Tunisian national Saber Hmidi, 34, was formally arrested in connection with new charges while serving a three year, eight months sentence for possession of an illegal weapon and assaulting a police officer.
Police confirmed that the Tunisian is suspected of belonging to Libyan organization. Ansar Al-The group has links to Al Qaeda and police said in a press conference on Tuesday that it supports and fights with Isis.
Tuesday's anti-terror operation, targeting individuals thought to belong to terrorist organizations based on investigations which began in 2014, took place across the region of Lazio, which contains the capital Rome.
"His goal was to send fellow prisoners into conflict theatres once they were released," said Augusto Zaccariello of the Italian rison police.
Wiretaps of Hmidi's phone conversations also suggested he planned to travel to Syria after his release, but that he was not plotting any terrorist attacks in Italy, the officer told a press conference.
The police video below shows some of the items seized in the raids, including a black flag and knives, displayed at an 11am press conference in Rome.
Police said that the man arrived in Italy in 2008 and was granted permission to stay after marrying an Italian woman, with whom he had a child. He lived in Ciampino, on the outskirts of Rome, did not work and had already spent time in prison in Italy for crimes unrelated to terrorism, including robberies and drug dealing.
"This operation demonstrates how prison can be a place of spreading terrorist ideologies," said one of the officers.
Another officer added that the investigation confirmed that networks of extremists in Italy are "increasingly fragmented, less connected; micro-groups or single individuals", which makes them "more dangerous" as it can be harder to track down those involved.
The other individuals targeted had links to the arrested man, police said, explaining there had been five further raids, but that the operation had been concluded and no further arrests were expected.
The arrest was made two weeks after it emerged that Berlin Christmas market attacker Anis Amri may have been radicalized in a Sicilian jail.
Amri spent four years in jail in Italy for arson, before travelling to Germany. After allegedly carrying out the attack on a market, he fled to Italy, where he was fatally shot by police on December 23rd.
Only a handful of Italian residents are known to have joined jihadist groups in the Middle East and the country is not seen as having a significant problem with homegrown Islamist militancy.
But Amri's case has focused attention on the possibility that some of Italy's prisons could be breeding grounds for jihadism.
In a separate police operation carried out by Italy's postal police on Tuesday, postal police arrested two for 'cyber-spying' on Italy's police and public institutions.

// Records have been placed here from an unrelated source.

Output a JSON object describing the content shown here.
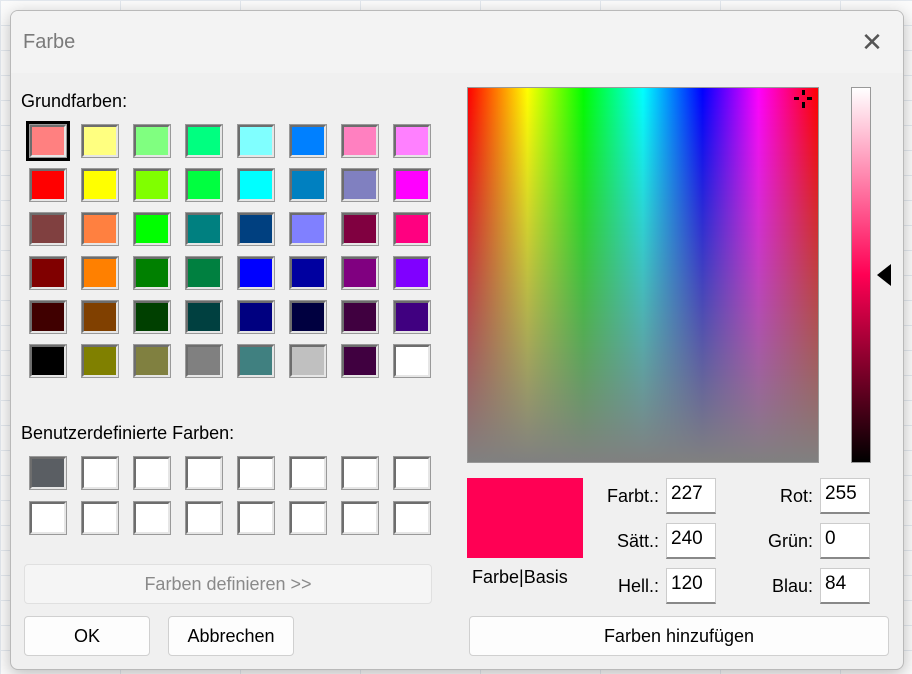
{
  "title": "Farbe",
  "basic_label": "Grundfarben:",
  "custom_label": "Benutzerdefinierte Farben:",
  "basic_colors": [
    "#ff8080",
    "#ffff80",
    "#80ff80",
    "#00ff80",
    "#80ffff",
    "#0080ff",
    "#ff80c0",
    "#ff80ff",
    "#ff0000",
    "#ffff00",
    "#80ff00",
    "#00ff40",
    "#00ffff",
    "#0080c0",
    "#8080c0",
    "#ff00ff",
    "#804040",
    "#ff8040",
    "#00ff00",
    "#008080",
    "#004080",
    "#8080ff",
    "#800040",
    "#ff0080",
    "#800000",
    "#ff8000",
    "#008000",
    "#008040",
    "#0000ff",
    "#0000a0",
    "#800080",
    "#8000ff",
    "#400000",
    "#804000",
    "#004000",
    "#004040",
    "#000080",
    "#000040",
    "#400040",
    "#400080",
    "#000000",
    "#808000",
    "#808040",
    "#808080",
    "#408080",
    "#c0c0c0",
    "#400040",
    "#ffffff"
  ],
  "selected_basic_index": 0,
  "custom_colors": [
    "#5a5e63",
    "#ffffff",
    "#ffffff",
    "#ffffff",
    "#ffffff",
    "#ffffff",
    "#ffffff",
    "#ffffff",
    "#ffffff",
    "#ffffff",
    "#ffffff",
    "#ffffff",
    "#ffffff",
    "#ffffff",
    "#ffffff",
    "#ffffff"
  ],
  "define_button": "Farben definieren >>",
  "ok_button": "OK",
  "cancel_button": "Abbrechen",
  "add_button": "Farben hinzufügen",
  "preview_label": "Farbe|Basis",
  "current_color": "#ff0054",
  "fields": {
    "hue_label": "Farbt.:",
    "hue": "227",
    "sat_label": "Sätt.:",
    "sat": "240",
    "lum_label": "Hell.:",
    "lum": "120",
    "red_label": "Rot:",
    "red": "255",
    "green_label": "Grün:",
    "green": "0",
    "blue_label": "Blau:",
    "blue": "84"
  }
}
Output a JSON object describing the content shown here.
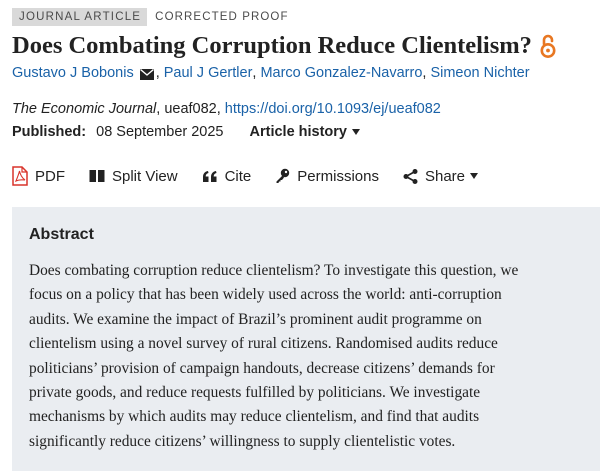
{
  "tags": {
    "type": "JOURNAL ARTICLE",
    "status": "CORRECTED PROOF"
  },
  "title": "Does Combating Corruption Reduce Clientelism?",
  "authors": [
    {
      "name": "Gustavo J Bobonis"
    },
    {
      "name": "Paul J Gertler"
    },
    {
      "name": "Marco Gonzalez-Navarro"
    },
    {
      "name": "Simeon Nichter"
    }
  ],
  "citation": {
    "journal": "The Economic Journal",
    "article_id": ", ueaf082, ",
    "doi": "https://doi.org/10.1093/ej/ueaf082"
  },
  "published": {
    "label": "Published:",
    "date": "08 September 2025",
    "history_label": "Article history"
  },
  "toolbar": {
    "pdf": "PDF",
    "split_view": "Split View",
    "cite": "Cite",
    "permissions": "Permissions",
    "share": "Share"
  },
  "abstract": {
    "heading": "Abstract",
    "lines": [
      "Does combating corruption reduce clientelism? To investigate this question, we",
      "focus on a policy that has been widely used across the world: anti-corruption",
      "audits. We examine the impact of Brazil’s prominent audit programme on",
      "clientelism using a novel survey of rural citizens. Randomised audits reduce",
      "politicians’ provision of campaign handouts, decrease citizens’ demands for",
      "private goods, and reduce requests fulfilled by politicians. We investigate",
      "mechanisms by which audits may reduce clientelism, and find that audits",
      "significantly reduce citizens’ willingness to supply clientelistic votes."
    ]
  },
  "colors": {
    "link": "#1a62a8",
    "accent": "#e87722",
    "abstract_bg": "#eaedf1",
    "pdf_red": "#d9342b"
  }
}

The two were living in London, England but were legally resident in Rome, Ansa reported, and had been illegally intercepting emails and phonecalls.